### What you need to do
Repeat the entries exactly, keeping every line as it is.

.....

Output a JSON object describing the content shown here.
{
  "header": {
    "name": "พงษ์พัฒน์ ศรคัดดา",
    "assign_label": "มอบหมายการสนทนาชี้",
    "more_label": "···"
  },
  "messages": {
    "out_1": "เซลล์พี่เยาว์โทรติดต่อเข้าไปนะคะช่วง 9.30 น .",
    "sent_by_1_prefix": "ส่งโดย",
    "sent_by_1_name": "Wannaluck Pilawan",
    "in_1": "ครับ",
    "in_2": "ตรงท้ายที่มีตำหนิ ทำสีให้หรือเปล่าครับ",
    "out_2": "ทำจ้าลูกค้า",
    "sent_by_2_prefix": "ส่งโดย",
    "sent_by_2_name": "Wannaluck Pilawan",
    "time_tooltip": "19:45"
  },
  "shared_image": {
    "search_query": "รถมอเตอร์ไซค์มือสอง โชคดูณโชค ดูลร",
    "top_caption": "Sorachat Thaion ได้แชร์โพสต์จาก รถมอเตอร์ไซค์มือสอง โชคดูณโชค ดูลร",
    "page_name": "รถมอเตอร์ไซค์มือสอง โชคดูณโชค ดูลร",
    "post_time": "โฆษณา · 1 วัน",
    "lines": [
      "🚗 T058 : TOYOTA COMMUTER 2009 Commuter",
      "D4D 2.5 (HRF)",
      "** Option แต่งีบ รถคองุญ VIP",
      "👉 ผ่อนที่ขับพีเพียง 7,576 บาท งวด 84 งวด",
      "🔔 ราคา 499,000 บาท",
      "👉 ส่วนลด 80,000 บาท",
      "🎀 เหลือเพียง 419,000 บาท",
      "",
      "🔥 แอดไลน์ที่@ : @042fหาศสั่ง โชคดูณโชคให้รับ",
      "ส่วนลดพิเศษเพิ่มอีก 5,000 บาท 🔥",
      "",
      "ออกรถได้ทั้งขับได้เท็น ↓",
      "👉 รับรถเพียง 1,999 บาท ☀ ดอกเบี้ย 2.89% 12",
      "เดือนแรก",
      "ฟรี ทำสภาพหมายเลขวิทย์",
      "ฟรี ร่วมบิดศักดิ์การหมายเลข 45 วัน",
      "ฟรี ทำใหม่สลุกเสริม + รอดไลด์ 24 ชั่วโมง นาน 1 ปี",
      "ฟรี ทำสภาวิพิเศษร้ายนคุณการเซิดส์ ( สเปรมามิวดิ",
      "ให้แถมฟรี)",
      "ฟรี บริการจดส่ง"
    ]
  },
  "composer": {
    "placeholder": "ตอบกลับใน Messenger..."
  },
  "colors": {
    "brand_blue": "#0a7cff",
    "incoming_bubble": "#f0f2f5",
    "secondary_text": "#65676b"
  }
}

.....

### Exercise answer
Output a JSON object describing the content shown here.
{
  "header": {
    "name": "พงษ์พัฒน์ ศรคัดดา",
    "assign_label": "มอบหมายการสนทนาชี้",
    "more_label": "···"
  },
  "messages": {
    "out_1": "เซลล์พี่เยาว์โทรติดต่อเข้าไปนะคะช่วง 9.30 น .",
    "sent_by_1_prefix": "ส่งโดย",
    "sent_by_1_name": "Wannaluck Pilawan",
    "in_1": "ครับ",
    "in_2": "ตรงท้ายที่มีตำหนิ ทำสีให้หรือเปล่าครับ",
    "out_2": "ทำจ้าลูกค้า",
    "sent_by_2_prefix": "ส่งโดย",
    "sent_by_2_name": "Wannaluck Pilawan",
    "time_tooltip": "19:45"
  },
  "shared_image": {
    "search_query": "รถมอเตอร์ไซค์มือสอง โชคดูณโชค ดูลร",
    "top_caption": "Sorachat Thaion ได้แชร์โพสต์จาก รถมอเตอร์ไซค์มือสอง โชคดูณโชค ดูลร",
    "page_name": "รถมอเตอร์ไซค์มือสอง โชคดูณโชค ดูลร",
    "post_time": "โฆษณา · 1 วัน",
    "lines": [
      "🚗 T058 : TOYOTA COMMUTER 2009 Commuter",
      "D4D 2.5 (HRF)",
      "** Option แต่งีบ รถคองุญ VIP",
      "👉 ผ่อนที่ขับพีเพียง 7,576 บาท งวด 84 งวด",
      "🔔 ราคา 499,000 บาท",
      "👉 ส่วนลด 80,000 บาท",
      "🎀 เหลือเพียง 419,000 บาท",
      "",
      "🔥 แอดไลน์ที่@ : @042fหาศสั่ง โชคดูณโชคให้รับ",
      "ส่วนลดพิเศษเพิ่มอีก 5,000 บาท 🔥",
      "",
      "ออกรถได้ทั้งขับได้เท็น ↓",
      "👉 รับรถเพียง 1,999 บาท ☀ ดอกเบี้ย 2.89% 12",
      "เดือนแรก",
      "ฟรี ทำสภาพหมายเลขวิทย์",
      "ฟรี ร่วมบิดศักดิ์การหมายเลข 45 วัน",
      "ฟรี ทำใหม่สลุกเสริม + รอดไลด์ 24 ชั่วโมง นาน 1 ปี",
      "ฟรี ทำสภาวิพิเศษร้ายนคุณการเซิดส์ ( สเปรมามิวดิ",
      "ให้แถมฟรี)",
      "ฟรี บริการจดส่ง"
    ]
  },
  "composer": {
    "placeholder": "ตอบกลับใน Messenger..."
  },
  "colors": {
    "brand_blue": "#0a7cff",
    "incoming_bubble": "#f0f2f5",
    "secondary_text": "#65676b"
  }
}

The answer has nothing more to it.